AVC: Yeah, a lot of them are on YouTube.
CL: Aren’t they awesome? My God! It’s even better! It’s just better, knowing what he really sounds like. It’s so different from what we have on CD. It’s so vulnerable. Listening to that, it’s like stepping into another time. So when I was singing it, I started wondering—and I saw this vision of a woman standing at a dirt road in the South. She wore a dress, and heels—not high heels, but the kind of heels a woman might have worn to walk around in the late ’40s. And she had a couple of suitcases, and a clean white starched shirt, and a prim black hat—like, a straw hat that had a black ribbon that went all around it—and a long black coat that was pleated in the back. And she was smiling, but I couldn’t really see her face, because it was sunny out and it was like I was seeing it in black and white. So I just kept picturing her, and hearing her sing in this swampy kind of backwoods way. And that’s the way we were playing that song, so I felt like maybe we should capture that spirit, and put it down the way those guys put it down. Not that the other versions aren’t great, because they are! But just to go back to the way it really was, to go back home.
AVC: This kind of piano blues especially can be pretty taxing on the voice. Did you do anything special to prepare for it?
CL: Oh! Well, I had lost my voice from speaking. I don’t know how to speak. In fact, my voice coach was here for most of the interviews I’ve been doing, telling me “Shoulders back, sit up, remember to breathe.” I just keep talking until I stop breathing. I have too much talk and not enough breath. So I had this problem of learning how to talk, and when the sound came back, oh God! [Laughs.] I actually find singing the blues easier. It feels more natural. I think all my previous music—the rock stuff, the pop stuff, the dance stuff—that stuff is harder for me. It’s like you’re singing a trumpet line. It’s a very high tone, so you sound like a trumpet. But the blues is more of a low, loping tone. The blues is all inside. It’s inside shit. You can really follow along with the rhythm, and that’s different from what I’ve done for most of my career, which has been more about melody. You’re used to singing on the two and the four, but this is all on the one. The one and the three. You know what I’m talking about? The foot? So you start working with this, and with Jamaican rhythms, and—well, I’ll put it this way: British people don’t just drive on the left side of the road. They sing on the left side of the voice. They sink right into it. It’s a whole different vibe.
AVC: You’ve been involved in a lot of creative fields. Aside from singing, writing music, acting, and writing, you’ve done fashion design and production work, and you’re politically active. Do you have trouble deciding what you want to do next?

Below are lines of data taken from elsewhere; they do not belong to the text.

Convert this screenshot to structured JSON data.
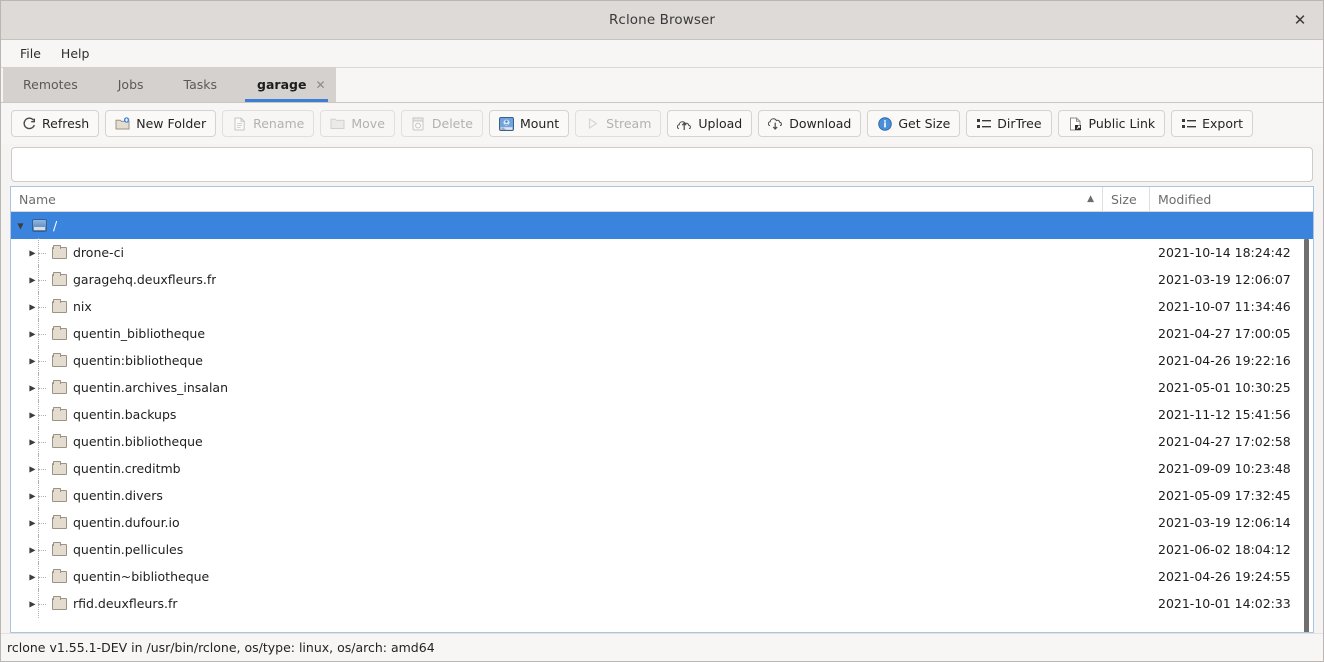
{
  "window": {
    "title": "Rclone Browser",
    "close_label": "✕"
  },
  "menubar": {
    "items": [
      {
        "label": "File",
        "name": "menu-file"
      },
      {
        "label": "Help",
        "name": "menu-help"
      }
    ]
  },
  "tabs": {
    "items": [
      {
        "label": "Remotes",
        "active": false,
        "closable": false
      },
      {
        "label": "Jobs",
        "active": false,
        "closable": false
      },
      {
        "label": "Tasks",
        "active": false,
        "closable": false
      },
      {
        "label": "garage",
        "active": true,
        "closable": true
      }
    ],
    "close_glyph": "✕"
  },
  "toolbar": {
    "buttons": [
      {
        "label": "Refresh",
        "icon": "refresh-icon",
        "enabled": true
      },
      {
        "label": "New Folder",
        "icon": "new-folder-icon",
        "enabled": true
      },
      {
        "label": "Rename",
        "icon": "rename-icon",
        "enabled": false
      },
      {
        "label": "Move",
        "icon": "move-icon",
        "enabled": false
      },
      {
        "label": "Delete",
        "icon": "delete-icon",
        "enabled": false
      },
      {
        "label": "Mount",
        "icon": "mount-icon",
        "enabled": true
      },
      {
        "label": "Stream",
        "icon": "stream-icon",
        "enabled": false
      },
      {
        "label": "Upload",
        "icon": "upload-icon",
        "enabled": true
      },
      {
        "label": "Download",
        "icon": "download-icon",
        "enabled": true
      },
      {
        "label": "Get Size",
        "icon": "info-icon",
        "enabled": true
      },
      {
        "label": "DirTree",
        "icon": "list-icon",
        "enabled": true
      },
      {
        "label": "Public Link",
        "icon": "public-link-icon",
        "enabled": true
      },
      {
        "label": "Export",
        "icon": "list-icon",
        "enabled": true
      }
    ]
  },
  "filter": {
    "value": "",
    "placeholder": ""
  },
  "tree": {
    "columns": [
      {
        "label": "Name",
        "sorted": true,
        "sort_glyph": "▲"
      },
      {
        "label": "Size",
        "sorted": false,
        "sort_glyph": ""
      },
      {
        "label": "Modified",
        "sorted": false,
        "sort_glyph": ""
      }
    ],
    "expand_collapsed_glyph": "▶",
    "expand_expanded_glyph": "▼",
    "rows": [
      {
        "name": "/",
        "size": "",
        "modified": "",
        "icon": "drive-icon",
        "depth": 0,
        "expanded": true,
        "selected": true
      },
      {
        "name": "drone-ci",
        "size": "",
        "modified": "2021-10-14 18:24:42",
        "icon": "folder-icon",
        "depth": 1,
        "expanded": false,
        "selected": false
      },
      {
        "name": "garagehq.deuxfleurs.fr",
        "size": "",
        "modified": "2021-03-19 12:06:07",
        "icon": "folder-icon",
        "depth": 1,
        "expanded": false,
        "selected": false
      },
      {
        "name": "nix",
        "size": "",
        "modified": "2021-10-07 11:34:46",
        "icon": "folder-icon",
        "depth": 1,
        "expanded": false,
        "selected": false
      },
      {
        "name": "quentin_bibliotheque",
        "size": "",
        "modified": "2021-04-27 17:00:05",
        "icon": "folder-icon",
        "depth": 1,
        "expanded": false,
        "selected": false
      },
      {
        "name": "quentin:bibliotheque",
        "size": "",
        "modified": "2021-04-26 19:22:16",
        "icon": "folder-icon",
        "depth": 1,
        "expanded": false,
        "selected": false
      },
      {
        "name": "quentin.archives_insalan",
        "size": "",
        "modified": "2021-05-01 10:30:25",
        "icon": "folder-icon",
        "depth": 1,
        "expanded": false,
        "selected": false
      },
      {
        "name": "quentin.backups",
        "size": "",
        "modified": "2021-11-12 15:41:56",
        "icon": "folder-icon",
        "depth": 1,
        "expanded": false,
        "selected": false
      },
      {
        "name": "quentin.bibliotheque",
        "size": "",
        "modified": "2021-04-27 17:02:58",
        "icon": "folder-icon",
        "depth": 1,
        "expanded": false,
        "selected": false
      },
      {
        "name": "quentin.creditmb",
        "size": "",
        "modified": "2021-09-09 10:23:48",
        "icon": "folder-icon",
        "depth": 1,
        "expanded": false,
        "selected": false
      },
      {
        "name": "quentin.divers",
        "size": "",
        "modified": "2021-05-09 17:32:45",
        "icon": "folder-icon",
        "depth": 1,
        "expanded": false,
        "selected": false
      },
      {
        "name": "quentin.dufour.io",
        "size": "",
        "modified": "2021-03-19 12:06:14",
        "icon": "folder-icon",
        "depth": 1,
        "expanded": false,
        "selected": false
      },
      {
        "name": "quentin.pellicules",
        "size": "",
        "modified": "2021-06-02 18:04:12",
        "icon": "folder-icon",
        "depth": 1,
        "expanded": false,
        "selected": false
      },
      {
        "name": "quentin~bibliotheque",
        "size": "",
        "modified": "2021-04-26 19:24:55",
        "icon": "folder-icon",
        "depth": 1,
        "expanded": false,
        "selected": false
      },
      {
        "name": "rfid.deuxfleurs.fr",
        "size": "",
        "modified": "2021-10-01 14:02:33",
        "icon": "folder-icon",
        "depth": 1,
        "expanded": false,
        "selected": false
      }
    ]
  },
  "statusbar": {
    "text": "rclone v1.55.1-DEV in /usr/bin/rclone, os/type: linux, os/arch: amd64"
  },
  "colors": {
    "selection": "#3b84dd",
    "tab_accent": "#3b7fd4",
    "titlebar": "#dedad8",
    "window_bg": "#f7f6f5"
  }
}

CL: Well, you know, writing my autobiography. I’m writing it with someone. I’m not doing that on my own. I do have a lot of difficulty figuring out what I want to be working on, but what’s the alternative? To be one of those people who has a million things they want to do, and then never does any of them? And then where will you be? You wind up finding out that you’re old, and you never did anything. Which would you rather be, one of those people who’s like, “Uh, I can’t decide, just forget it,” or the other kind? I want to do everything that comes to me. I want to take advantage of the possibilities that are out there. I don’t want to be one of those woulda-coulda-shoulda people. Is it hard to manage all the things I want to do? Do I have to make sure I make time for my kid and my family? Damn straight I do. But if I want to get somewhere, I’m gonna get there. I might fall asleep in my chair on the way there, but I’m gonna be there. Because what else are you gonna do? Catch up with everything after you’re dead?